Former Labour cabinet minister Dame Tessa Jowell has died aged 70, her family has announced.
Dame Tessa, who was diagnosed with a glioblastoma multiforme brain tumour in May last year, suffered a haemorrhage on Friday, and had been in a coma until her death on Saturday, a spokesman for the family said.
She died peacefully at her home in Warwickshire surrounded by her family.
Dame Tessa became a tireless campaigner to help people with brain tumours “live better lives for longer” after her diagnosis last May.
She moved fellow peers to tears in recent months as she used the House of Lords as a platform to discuss her condition and call for patients to have better access to experimental treatment.
The family spokesman said: “It is with great sadness, and an enormous sense of loss, that we announce the death of Tessa Jowell.
“She died peacefully at the family home near Shipston-on-Stour in Warwickshire last night, shortly after 10pm. Her husband David and their children Jessie and Matthew were by her side, with Jessie’s husband Finn, Matthew’s wife Ella, and David’s children from his first marriage.”

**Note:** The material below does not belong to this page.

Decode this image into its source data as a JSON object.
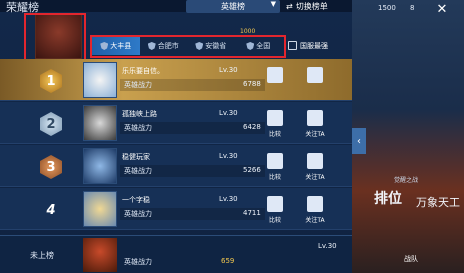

The spokesman added: “In addition to chemotherapy and radiotherapy, in recent months doctors tried innovative new treatments which Tessa gladly embraced, but sadly the tumour recently progressed very quickly.
“The family would like to thank people for the overwhelming support Tessa and they have received since she became ill. They have been touched and moved by the response, in both Houses of Parliament; from members of the public; and other cancer patients and their families around the world.”

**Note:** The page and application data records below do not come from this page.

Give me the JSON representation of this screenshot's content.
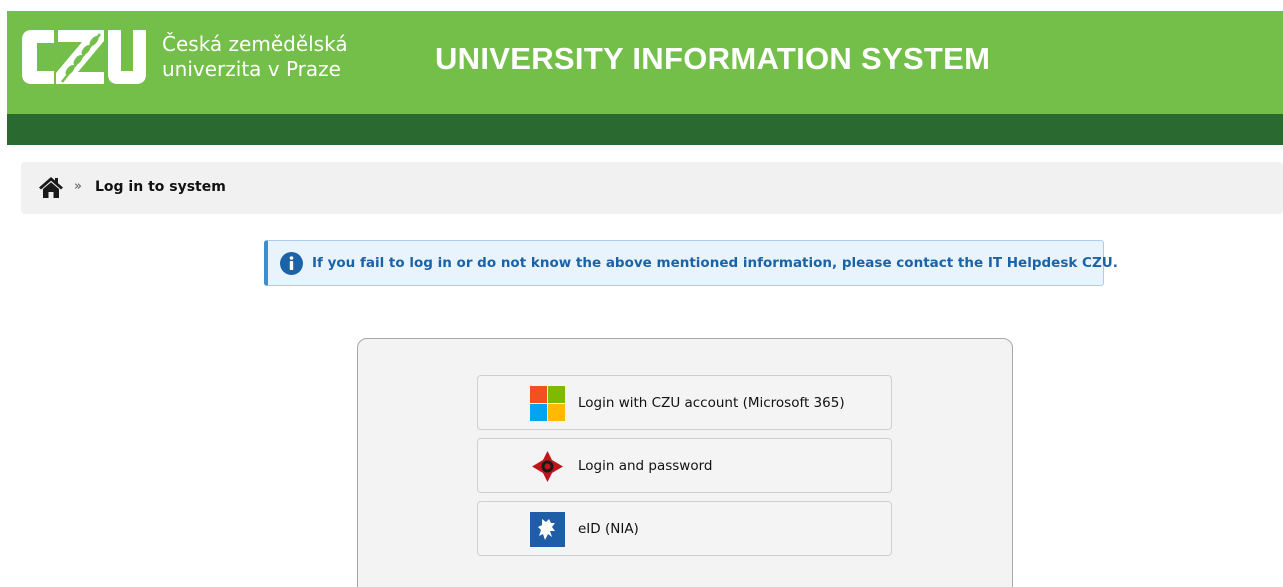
{
  "header": {
    "logo_text": "CZU",
    "university_name_line1": "Česká zemědělská",
    "university_name_line2": "univerzita v Praze",
    "system_title": "UNIVERSITY INFORMATION SYSTEM",
    "accent_color": "#74bf49",
    "subbar_color": "#2a6a30"
  },
  "breadcrumb": {
    "home_icon": "home-icon",
    "separator": "»",
    "current": "Log in to system"
  },
  "alert": {
    "icon": "info-icon",
    "text": "If you fail to log in or do not know the above mentioned information, please contact the IT Helpdesk CZU."
  },
  "login": {
    "options": [
      {
        "icon": "microsoft-icon",
        "label": "Login with CZU account (Microsoft 365)"
      },
      {
        "icon": "password-login-icon",
        "label": "Login and password"
      },
      {
        "icon": "eid-lion-icon",
        "label": "eID (NIA)"
      }
    ]
  }
}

There will be a small private funeral in the coming days, and a memorial service open to all at a later date, the spokesman said.
Dame Tessa will be remembered as one of the main political architects of the 2012 London Olympics. It was as Tony Blair’s Labour culture secretary in the early noughties that she championed the capital’s eventually successful bid to host the games, in the face of Civil Service and Cabinet scepticism.
Though losing her Cabinet post in Gordon Brown’s 2007 reshuffle she remained Olympic minister and oversaw every stage of the games from initial bid to competition.
She stepped down from the Commons in 2015.
Ed Miliband, who was Labour leader during the games, said at the time she had left an “enormous” legacy and that the country owed her a “debt of gratitude”.
Former prime minister Tony Blair said: “Tessa had passion, determination and simple human decency in greater measure than any person I have ever known. She was an inspiration to work with, and a joy to be near. She was the most wise of counsellors, the most loyal and supportive of colleagues, and the best of friends.”
Prime minister Theresa May has said the dignity and courage with which Dame Tessa Jowell confronted her illness was “humbling” and “inspirational”, adding that her campaigning on brain cancer research was “a lasting tribute to a lifetime of public service”.
Lord Sebastian Coe, president of the IAAF and former chairman of the London organising committee of the Olympic Games, said: “Tessa was not just a close friend, she was a life enhancer.
“Her contribution to the Olympic and Paralympic Games is easily defined – quite simply, without Tessa there would have been no London 2012, and without Tessa they would not have been the success they were.”
Lord David Blunkett said: “Tessa was one of my closest friends for over 40 years.
“Alongside the triumph of helping to win the Olympic Games for London, it will be Tessa as a person who I will remember. There when people needed her, both personally and also with her political hat on, and with her bravery over the last year, always thinking of others.”